- Anchor alarm apps have to share the phone resources with many other apps on the phone, and this can mean that they stopp functioning correctly without one becoming aware of it, they temporarily loose GPS signal, or may even be terminated for good by one’s mobile, because the operating system on the mobile decides it needs the resources for some other app. Some are not functioning when sent to the background and another app is on top. This is a fundamental problem and cannot be resolved in full. But at least, the anchor alarm should warn you when the battery level is low, the sound level is low, the GPS signal is weak or even non existent.
- It is also nice to be able to set a tolerance level against false alarms.
- Although it is a cool feature to be able to see the alarm on a 2nd remote device when ashore and away from the vessel, one has to be aware that should something happen, most likely one will not be back in time to prevent a disaster. I have not used such a feature yet, but I can imagine that being able to check that the anchor is still holding will ease this nagging feeling that something might have happened whilst you are trying to enjoy a nice dinner ashore.
And finally, I do test the app a couple of times whether it is reliable in different circumstances. Also, when the app is in the background and some other app is on the screen. A good way of periodically retesting the app is to keep the alarm on when leaving the anchorage. If the alarm does not go off, something is very fishy! It goes without saying that my phone or tablet is plugged into a power supply for the entire length of the anchor watch. GPS does drain the batteries of any phone or tablet rather quickly. If you need a louder sound for the alarm – why not use a BT connected external loudspeaker right next to your bed? (Also plugged into power, of course.)
Apple devices have a rather uniform GPS performance, but for Android the market is much less clear. Very cheap devices may also use very cheap GPS receivers, which will make the anchor alarm app perform less precise, and with more false alarms most likely.
With all this in mind I have looked at all the anchor alarm apps that I could find in Apple Store and Google Play Store and pulled together their feature lists, so that I can compare them.
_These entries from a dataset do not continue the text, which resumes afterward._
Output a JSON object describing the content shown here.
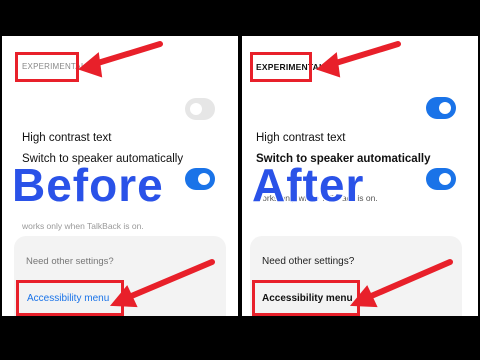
{
  "before": {
    "section_label": "EXPERIMENTAL",
    "setting1_title": "High contrast text",
    "setting1_state": "off",
    "setting2_title": "Switch to speaker automatically",
    "setting2_desc_line": "works only when TalkBack is on.",
    "setting2_state": "on",
    "card_heading": "Need other settings?",
    "card_link": "Accessibility menu",
    "overlay": "Before"
  },
  "after": {
    "section_label": "EXPERIMENTAL",
    "setting1_title": "High contrast text",
    "setting1_state": "on",
    "setting2_title": "Switch to speaker automatically",
    "setting2_desc_line": "works only when TalkBack is on.",
    "setting2_state": "on",
    "card_heading": "Need other settings?",
    "card_link": "Accessibility menu",
    "overlay": "After"
  },
  "colors": {
    "annotation_red": "#e8202a",
    "toggle_on": "#1a73e8",
    "overlay_text": "#2a52e8"
  }
}
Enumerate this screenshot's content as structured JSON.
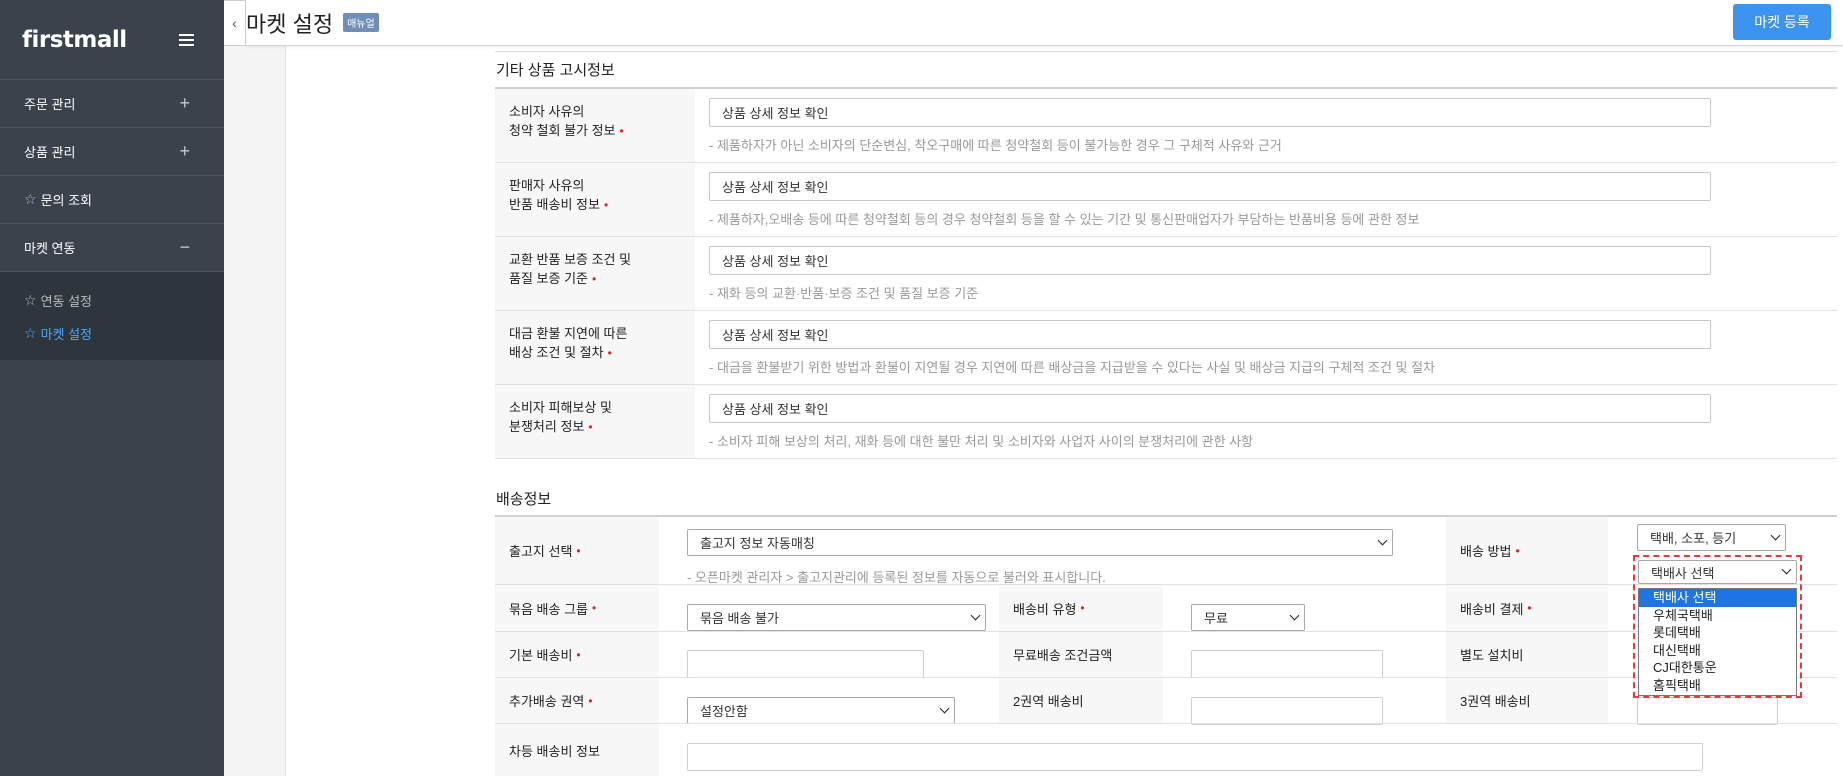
{
  "sidebar": {
    "logo": "firstmall",
    "menu": [
      {
        "label": "주문 관리",
        "toggle": "+"
      },
      {
        "label": "상품 관리",
        "toggle": "+"
      },
      {
        "label": "문의 조회",
        "toggle": ""
      },
      {
        "label": "마켓 연동",
        "toggle": "−"
      }
    ],
    "submenu": [
      {
        "label": "연동 설정"
      },
      {
        "label": "마켓 설정"
      }
    ]
  },
  "header": {
    "collapse_icon": "‹",
    "title": "마켓 설정",
    "manual_badge": "매뉴얼",
    "register_button": "마켓 등록"
  },
  "notice_section": {
    "title": "기타 상품 고시정보",
    "rows": [
      {
        "label_line1": "소비자 사유의",
        "label_line2": "청약 철회 불가 정보",
        "value": "상품 상세 정보 확인",
        "hint": "- 제품하자가 아닌 소비자의 단순변심, 착오구매에 따른 청약철회 등이 불가능한 경우 그 구체적 사유와 근거"
      },
      {
        "label_line1": "판매자 사유의",
        "label_line2": "반품 배송비 정보",
        "value": "상품 상세 정보 확인",
        "hint": "- 제품하자,오배송 등에 따른 청약철회 등의 경우 청약철회 등을 할 수 있는 기간 및 통신판매업자가 부담하는 반품비용 등에 관한 정보"
      },
      {
        "label_line1": "교환 반품 보증 조건 및",
        "label_line2": "품질 보증 기준",
        "value": "상품 상세 정보 확인",
        "hint": "- 재화 등의 교환·반품·보증 조건 및 품질 보증 기준"
      },
      {
        "label_line1": "대금 환불 지연에 따른",
        "label_line2": "배상 조건 및 절차",
        "value": "상품 상세 정보 확인",
        "hint": "- 대금을 환불받기 위한 방법과 환불이 지연될 경우 지연에 따른 배상금을 지급받을 수 있다는 사실 및 배상금 지급의 구체적 조건 및 절차"
      },
      {
        "label_line1": "소비자 피해보상 및",
        "label_line2": "분쟁처리 정보",
        "value": "상품 상세 정보 확인",
        "hint": "- 소비자 피해 보상의 처리, 재화 등에 대한 불만 처리 및 소비자와 사업자 사이의 분쟁처리에 관한 사항"
      }
    ]
  },
  "shipping_section": {
    "title": "배송정보",
    "origin_label": "출고지 선택",
    "origin_value": "출고지 정보 자동매칭",
    "origin_hint": "- 오픈마켓 관리자 > 출고지관리에 등록된 정보를 자동으로 불러와 표시합니다.",
    "method_label": "배송 방법",
    "method_value": "택배, 소포, 등기",
    "courier_value": "택배사 선택",
    "courier_options": [
      "택배사 선택",
      "우체국택배",
      "롯데택배",
      "대신택배",
      "CJ대한통운",
      "홈픽택배"
    ],
    "group_label": "묶음 배송 그룹",
    "group_value": "묶음 배송 불가",
    "fee_type_label": "배송비 유형",
    "fee_type_value": "무료",
    "fee_payment_label": "배송비 결제",
    "base_fee_label": "기본 배송비",
    "free_threshold_label": "무료배송 조건금액",
    "install_fee_label": "별도 설치비",
    "extra_zone_label": "추가배송 권역",
    "extra_zone_value": "설정안함",
    "zone2_label": "2권역 배송비",
    "zone3_label": "3권역 배송비",
    "diff_fee_label": "차등 배송비 정보",
    "required_mark": "•"
  },
  "colors": {
    "sidebar_bg": "#3b424b",
    "accent": "#3c94f0",
    "required": "#e21d1d",
    "active_menu": "#4aa8ff"
  }
}
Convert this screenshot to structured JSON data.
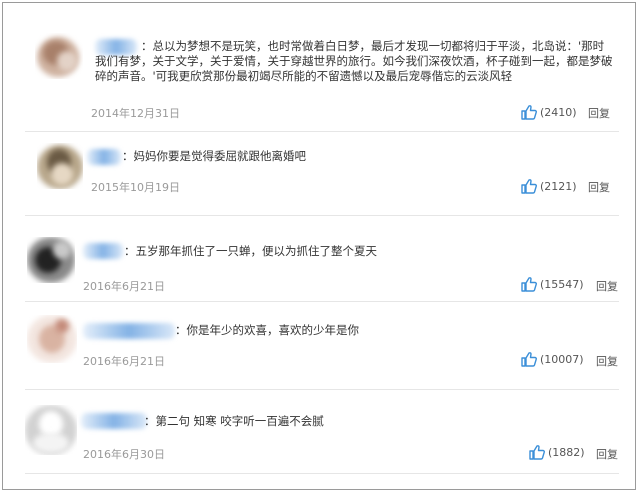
{
  "comments": [
    {
      "text": "：总以为梦想不是玩笑，也时常做着白日梦，最后才发现一切都将归于平淡，北岛说：'那时我们有梦，关于文学，关于爱情，关于穿越世界的旅行。如今我们深夜饮酒，杯子碰到一起，都是梦破碎的声音。'可我更欣赏那份最初竭尽所能的不留遗憾以及最后宠辱偕忘的云淡风轻",
      "date": "2014年12月31日",
      "likes": "(2410)",
      "reply": "回复"
    },
    {
      "text": "：妈妈你要是觉得委屈就跟他离婚吧",
      "date": "2015年10月19日",
      "likes": "(2121)",
      "reply": "回复"
    },
    {
      "text": "：五岁那年抓住了一只蝉，便以为抓住了整个夏天",
      "date": "2016年6月21日",
      "likes": "(15547)",
      "reply": "回复"
    },
    {
      "text": "：你是年少的欢喜，喜欢的少年是你",
      "date": "2016年6月21日",
      "likes": "(10007)",
      "reply": "回复"
    },
    {
      "text": "：第二句 知寒 咬字听一百遍不会腻",
      "date": "2016年6月30日",
      "likes": "(1882)",
      "reply": "回复"
    }
  ],
  "colors": {
    "text": "#333333",
    "meta": "#9a9a9a",
    "like_icon": "#3b8fd8",
    "username_blur": "#6ea5e1"
  },
  "icons": {
    "like": "thumbs-up-icon",
    "avatar": "blurred-avatar"
  }
}
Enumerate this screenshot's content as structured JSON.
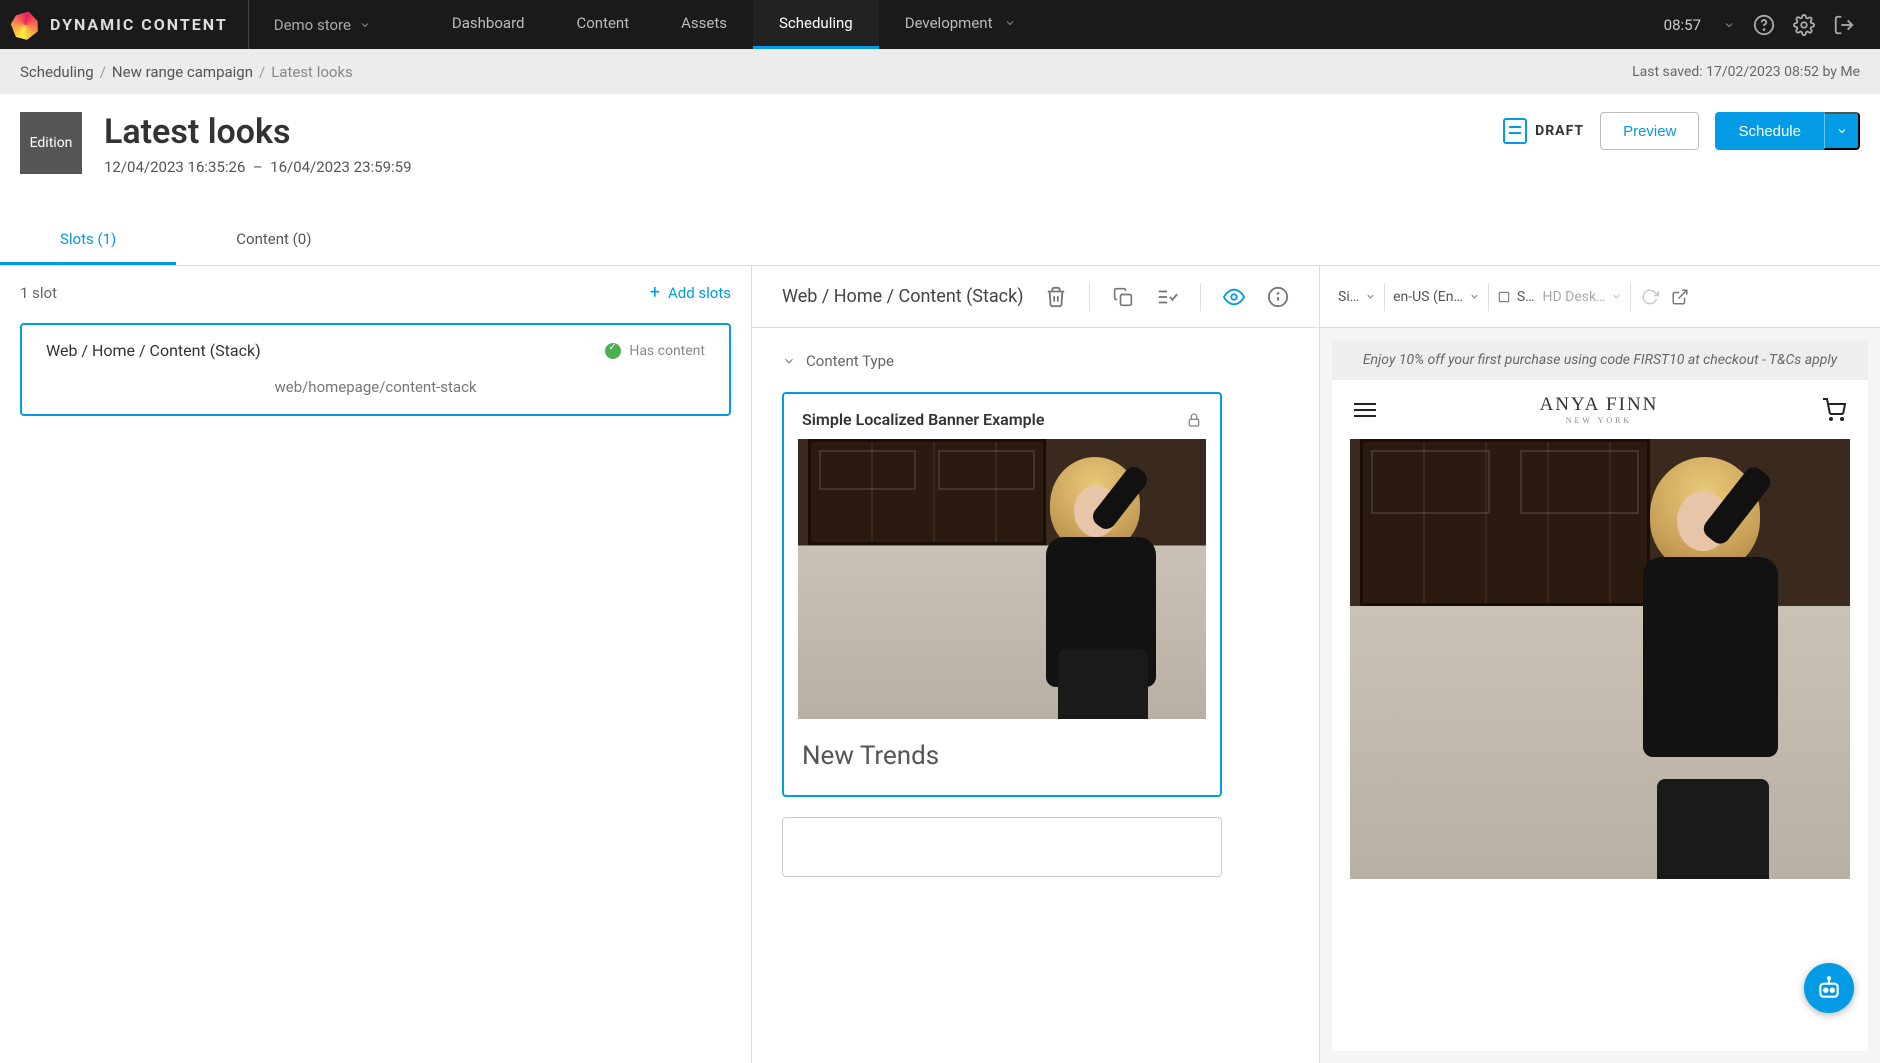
{
  "app": {
    "brand": "DYNAMIC CONTENT",
    "store": "Demo store",
    "time": "08:57"
  },
  "nav": {
    "tabs": [
      {
        "label": "Dashboard"
      },
      {
        "label": "Content"
      },
      {
        "label": "Assets"
      },
      {
        "label": "Scheduling"
      },
      {
        "label": "Development"
      }
    ]
  },
  "breadcrumb": {
    "items": [
      "Scheduling",
      "New range campaign",
      "Latest looks"
    ],
    "last_saved": "Last saved: 17/02/2023 08:52 by Me"
  },
  "header": {
    "badge": "Edition",
    "title": "Latest looks",
    "start": "12/04/2023 16:35:26",
    "dash": "–",
    "end": "16/04/2023 23:59:59",
    "status": "DRAFT",
    "preview_btn": "Preview",
    "schedule_btn": "Schedule"
  },
  "page_tabs": {
    "slots": "Slots (1)",
    "content": "Content (0)"
  },
  "slots": {
    "count_label": "1 slot",
    "add_label": "Add slots",
    "card": {
      "title": "Web / Home / Content (Stack)",
      "status_label": "Has content",
      "path": "web/homepage/content-stack"
    }
  },
  "middle": {
    "title": "Web / Home / Content (Stack)",
    "section_label": "Content Type",
    "card": {
      "title": "Simple Localized Banner Example",
      "caption": "New Trends"
    }
  },
  "preview_toolbar": {
    "mode": "Si…",
    "locale": "en-US (En…",
    "device_short": "S…",
    "device_long": "HD Desk…"
  },
  "preview": {
    "promo": "Enjoy 10% off your first purchase using code FIRST10 at checkout - T&Cs apply",
    "logo_top": "ANYA FINN",
    "logo_sub": "NEW YORK"
  }
}
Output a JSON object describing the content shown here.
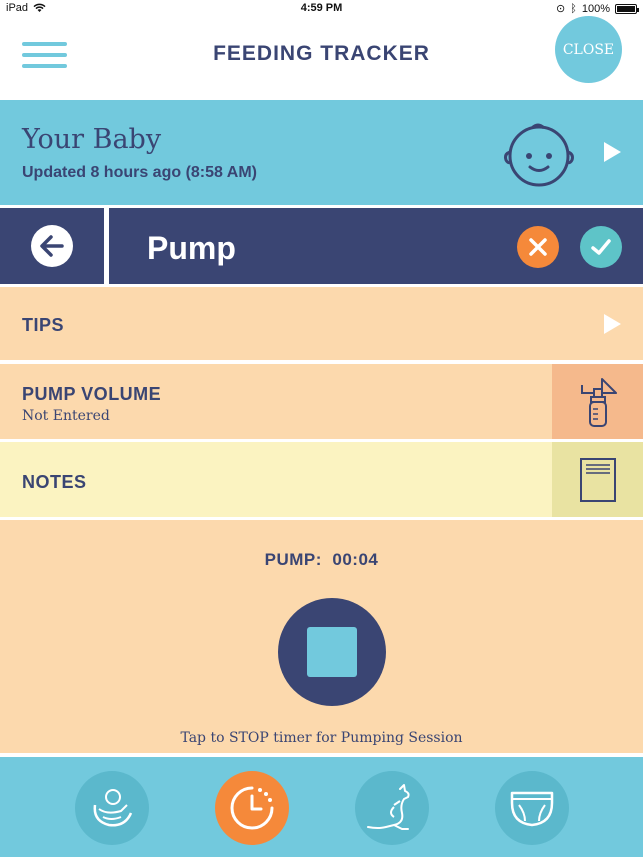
{
  "status_bar": {
    "device": "iPad",
    "time": "4:59 PM",
    "battery": "100%"
  },
  "header": {
    "title": "FEEDING TRACKER",
    "close_label": "CLOSE"
  },
  "baby": {
    "name": "Your Baby",
    "updated": "Updated 8 hours ago (8:58 AM)"
  },
  "activity": {
    "title": "Pump"
  },
  "rows": {
    "tips_label": "TIPS",
    "volume_label": "PUMP VOLUME",
    "volume_value": "Not Entered",
    "notes_label": "NOTES"
  },
  "timer": {
    "label": "PUMP:",
    "value": "00:04",
    "hint": "Tap to STOP timer for Pumping Session"
  },
  "bottom_nav": {
    "items": [
      {
        "icon": "baby-nursing-icon",
        "active": false
      },
      {
        "icon": "timer-icon",
        "active": true
      },
      {
        "icon": "kangaroo-icon",
        "active": false
      },
      {
        "icon": "diaper-icon",
        "active": false
      }
    ]
  },
  "colors": {
    "navy": "#3a4573",
    "sky": "#72c9dd",
    "peach": "#fcd9ad",
    "cream": "#fbf3c1",
    "orange": "#f5893a",
    "teal_button": "#5ec4c8",
    "nav_circle": "#5bb8cc"
  }
}
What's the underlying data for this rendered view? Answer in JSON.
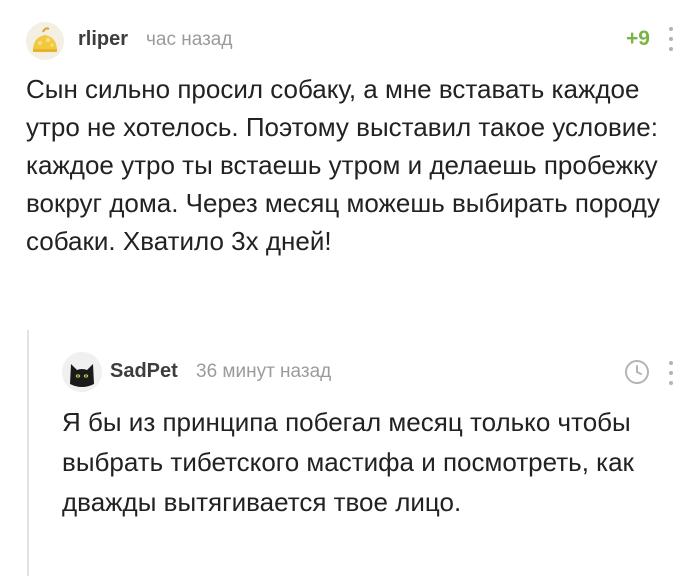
{
  "comment": {
    "author": "rliper",
    "time": "час назад",
    "rating": "+9",
    "text": "Сын сильно просил собаку, а мне вставать каждое утро не хотелось. Поэтому выставил такое условие: каждое утро ты встаешь утром и делаешь пробежку вокруг дома. Через месяц можешь выбирать породу собаки. Хватило 3х дней!",
    "avatar_icon": "yellow-cap-avatar-icon",
    "more_icon": "vertical-dots-icon"
  },
  "reply": {
    "author": "SadPet",
    "time": "36 минут назад",
    "text": "Я бы из принципа побегал месяц только чтобы выбрать тибетского мастифа и посмотреть, как дважды вытягивается твое лицо.",
    "avatar_icon": "black-cat-avatar-icon",
    "clock_icon": "clock-icon",
    "more_icon": "vertical-dots-icon"
  },
  "colors": {
    "rating": "#7ab446",
    "meta": "#9b9b9b",
    "text": "#222222",
    "thread_line": "#e3e3e3"
  }
}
I guess a disclaimer is in order here: I do not claim that all information is 100% correct and accurate, and it will certainly evolve further over time. It is a best effort approach to help the community at making a better informed decision which anchor alarms to use. Please do let me know should you find any information inaccurate or even wrong. I am also not going to make a recommendation that this or that app is the best, but in the comparison chart I have highlighted the features of above which I believe are important. It is then up to you and the budget you want to invest, which app to use. Personally, as a vessel is easily worth a couple of 10 thousand dollars, or even a couple of 100 thousand dollars, and your life may depend on it, I believe this money is well spent.
Comparison chart in English is found here. (Beware, not all content is translated to English.)
The Mac OS / Numbers spreadsheet is found here.
Any comments or feedback / corrections / omissions is highly appreciated.
For the German speaking community: Der Deutsche Segler-Verband e.V. (DSV) veranstaltet am 14. September 2021 online einen Nautischer Abend: Anker-Apps, bei dem ich als Vortragender zu diesem Thema und auch dem Vergleich zu Ankeralarmen in der an Bord fest installierten Elektronik sprechen werde. Bei Interesse bitte anmelden!